### Problem requirements
Lines in the following data that contain the string "title" are to be counted. Report only their number.
-------- Data section --------
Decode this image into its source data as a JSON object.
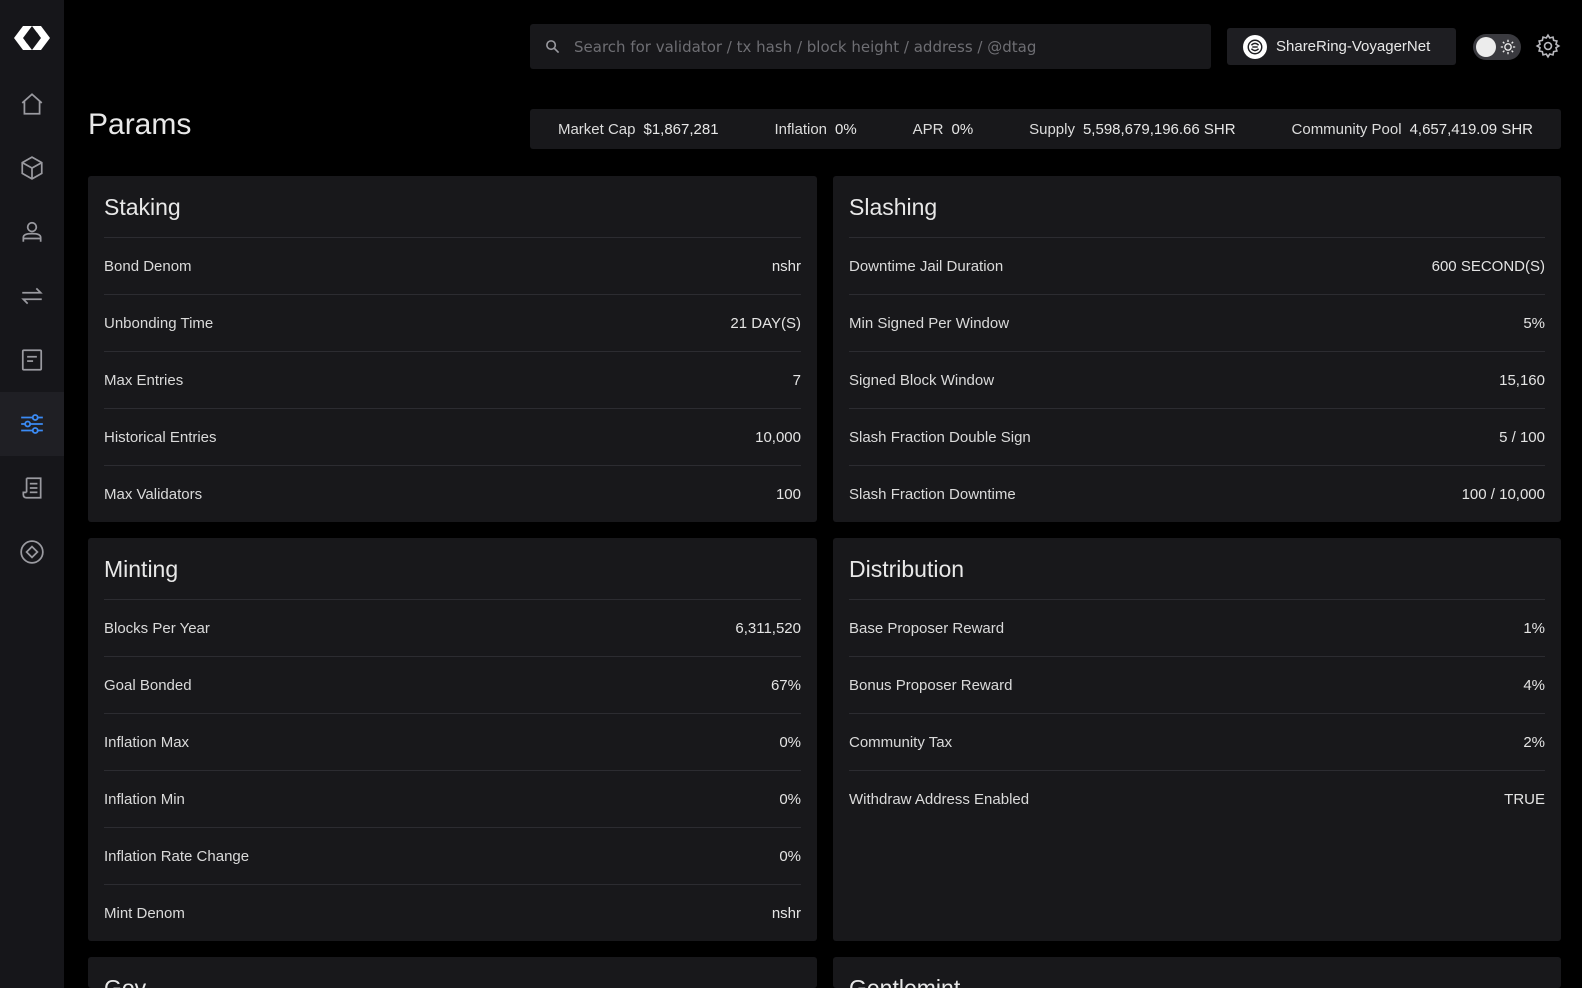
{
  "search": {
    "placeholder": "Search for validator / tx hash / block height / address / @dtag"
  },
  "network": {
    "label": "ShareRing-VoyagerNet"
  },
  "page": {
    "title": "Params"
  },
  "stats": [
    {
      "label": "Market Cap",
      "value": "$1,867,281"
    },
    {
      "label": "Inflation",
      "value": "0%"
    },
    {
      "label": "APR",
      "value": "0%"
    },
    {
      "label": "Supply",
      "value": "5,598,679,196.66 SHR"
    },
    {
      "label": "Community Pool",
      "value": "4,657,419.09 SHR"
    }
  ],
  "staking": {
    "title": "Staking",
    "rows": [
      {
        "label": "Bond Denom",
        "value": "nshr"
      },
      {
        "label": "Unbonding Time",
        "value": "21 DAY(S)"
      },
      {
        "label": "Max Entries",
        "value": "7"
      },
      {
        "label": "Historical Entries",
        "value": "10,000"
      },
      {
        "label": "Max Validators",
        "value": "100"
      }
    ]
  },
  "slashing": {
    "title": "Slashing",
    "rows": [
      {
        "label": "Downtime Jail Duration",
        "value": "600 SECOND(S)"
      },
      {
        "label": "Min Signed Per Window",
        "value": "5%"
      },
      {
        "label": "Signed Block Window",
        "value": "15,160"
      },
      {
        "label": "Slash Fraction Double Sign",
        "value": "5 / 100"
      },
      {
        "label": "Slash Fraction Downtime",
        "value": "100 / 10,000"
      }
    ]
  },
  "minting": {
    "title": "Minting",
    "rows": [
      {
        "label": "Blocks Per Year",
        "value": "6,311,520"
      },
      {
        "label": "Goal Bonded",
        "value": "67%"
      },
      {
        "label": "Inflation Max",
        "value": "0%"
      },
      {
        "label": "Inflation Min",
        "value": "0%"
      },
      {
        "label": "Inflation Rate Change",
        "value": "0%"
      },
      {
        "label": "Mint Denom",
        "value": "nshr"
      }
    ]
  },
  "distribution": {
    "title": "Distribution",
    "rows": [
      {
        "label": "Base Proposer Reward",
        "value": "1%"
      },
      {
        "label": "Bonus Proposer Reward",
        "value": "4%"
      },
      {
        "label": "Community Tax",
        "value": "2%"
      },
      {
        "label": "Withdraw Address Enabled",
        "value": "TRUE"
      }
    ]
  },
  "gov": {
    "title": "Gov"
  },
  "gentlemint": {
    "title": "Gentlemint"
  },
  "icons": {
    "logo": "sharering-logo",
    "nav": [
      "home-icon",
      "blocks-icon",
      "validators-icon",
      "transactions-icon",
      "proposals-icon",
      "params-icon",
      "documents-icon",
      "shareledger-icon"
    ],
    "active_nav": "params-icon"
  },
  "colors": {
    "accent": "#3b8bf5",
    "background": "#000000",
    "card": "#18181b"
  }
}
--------
### Solved exercise
7